Friday, June 27, 2008

Death Study on Tasers

Since I've written about tasers, see the blog: Don't Tase Me, Bro, I have tried to keep up. I just received a notification from the National Institute of Justice and thought I should make it available to round out the current information. So I cut-and-paste it here verbatim for your perusal:

NIJ In-Custody Death Study: The Impact of Use of Conducted Energy Devices

An expert panel of medical professionals found no conclusive evidence of a high risk of death or serious injury from the direct effects of Conducted Energy Devices (CEDs), such as Tasers.

The panel is studying deaths related to the use of CEDs. In an interim report, the panel said that law enforcement agencies need not stop using CEDs, but cautioned that they should be used reasonably and only after proper training.

Law enforcement agencies that use CEDs report reduced injuries to officers and suspects alike. However, deaths and serious injuries of suspects also occur.

Learn more about how the study is being conducted

Read the full text of the panel's interim report Deaths Following Electro-Muscular Disruption (pdf, 21 pages)

Repeated Use is Risky

Many of the deaths that followed a CED discharge took place when it was used repeatedly or continuously. The medical risks involved in repeated or continuous CED discharges are unknown. Thus, the expert medical panel urges caution in using multiple activations.

Certain Populations are More Vulnerable
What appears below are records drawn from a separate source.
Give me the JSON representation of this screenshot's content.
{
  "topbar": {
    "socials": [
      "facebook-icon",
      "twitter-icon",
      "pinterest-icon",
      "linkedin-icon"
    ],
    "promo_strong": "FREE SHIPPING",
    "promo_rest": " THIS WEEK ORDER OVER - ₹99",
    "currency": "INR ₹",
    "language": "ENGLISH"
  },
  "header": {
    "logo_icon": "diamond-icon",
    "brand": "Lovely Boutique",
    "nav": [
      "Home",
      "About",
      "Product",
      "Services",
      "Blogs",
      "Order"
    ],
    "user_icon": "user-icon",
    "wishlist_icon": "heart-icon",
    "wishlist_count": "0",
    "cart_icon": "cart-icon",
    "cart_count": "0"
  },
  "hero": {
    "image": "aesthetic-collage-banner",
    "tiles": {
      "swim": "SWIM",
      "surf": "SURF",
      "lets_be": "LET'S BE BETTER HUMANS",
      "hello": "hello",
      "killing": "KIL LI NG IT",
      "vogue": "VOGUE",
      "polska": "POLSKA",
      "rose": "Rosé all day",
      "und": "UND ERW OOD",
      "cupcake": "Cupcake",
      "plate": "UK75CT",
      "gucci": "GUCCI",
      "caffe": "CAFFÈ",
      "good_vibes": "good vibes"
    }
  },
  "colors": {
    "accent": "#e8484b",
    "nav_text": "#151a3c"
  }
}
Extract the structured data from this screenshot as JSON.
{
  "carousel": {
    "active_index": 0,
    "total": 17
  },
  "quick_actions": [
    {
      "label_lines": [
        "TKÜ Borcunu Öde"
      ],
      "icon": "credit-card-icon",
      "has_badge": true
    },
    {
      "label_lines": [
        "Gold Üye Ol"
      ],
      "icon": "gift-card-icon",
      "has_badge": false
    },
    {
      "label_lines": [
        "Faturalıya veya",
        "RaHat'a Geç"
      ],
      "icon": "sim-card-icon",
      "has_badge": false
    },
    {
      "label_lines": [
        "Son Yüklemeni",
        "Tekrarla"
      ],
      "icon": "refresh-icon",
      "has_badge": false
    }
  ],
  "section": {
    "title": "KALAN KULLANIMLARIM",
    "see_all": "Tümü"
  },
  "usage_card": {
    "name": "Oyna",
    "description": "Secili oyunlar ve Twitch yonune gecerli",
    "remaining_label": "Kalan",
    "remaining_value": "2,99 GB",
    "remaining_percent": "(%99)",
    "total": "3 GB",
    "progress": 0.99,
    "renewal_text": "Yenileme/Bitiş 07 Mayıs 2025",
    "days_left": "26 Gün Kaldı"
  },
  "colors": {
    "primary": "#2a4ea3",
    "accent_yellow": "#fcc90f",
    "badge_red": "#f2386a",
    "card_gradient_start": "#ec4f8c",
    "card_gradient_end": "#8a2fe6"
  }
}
The panel's interim report said the risk of a death or serious injury is low when police use CEDs against healthy adults. Certain groups may be at much higher risk of injury or death from CEDs. These groups include *children, the elderly, pregnant women, people who have heart disease* and those who show signs of "*excited delirium*." Police officers should avoid the use of CEDs against these populations unless the situation excludes other choices.

The panel also noted a risk of sudden death when suspects are in an agitated and combative state that is sometimes called "excited delirium." Police officers should treat this as a medical emergency. People in this state often exhibit combativeness and have elevated body temperatures. In these cases, a danger of sudden death exists whether police officers use a CED or not. The panel recommended that emergency medical personnel should provide cooling, sedation and hydration as soon as possible.

The Justice Department is aware of more than 300 cases of Americans dying after exposure to CEDs. Some were normal, healthy adults. Others had medical conditions such as heart disease, mental illness or chemical dependencies. Several manufacturers sell CEDs to American law
enforcement agencies. However, TASER International of Scottsdale, Ariz., is, by far, the leading supplier. About 12,000 (out of some 18,000) American law enforcement agencies use CEDs. More than 260,000 CEDs are in use by American law enforcement and corrections agencies.

Police officers should arrange for suitable medical care for people who suffer injuries. This is especially important when darts penetrate vulnerable areas of the head, face, neck, genitals or female breast areas, or in case of injury from falls or burns.

The panel expects to release a final report in 2009.

Information for law enforcement agencies about a variety of less-lethal alternatives to firearms is available at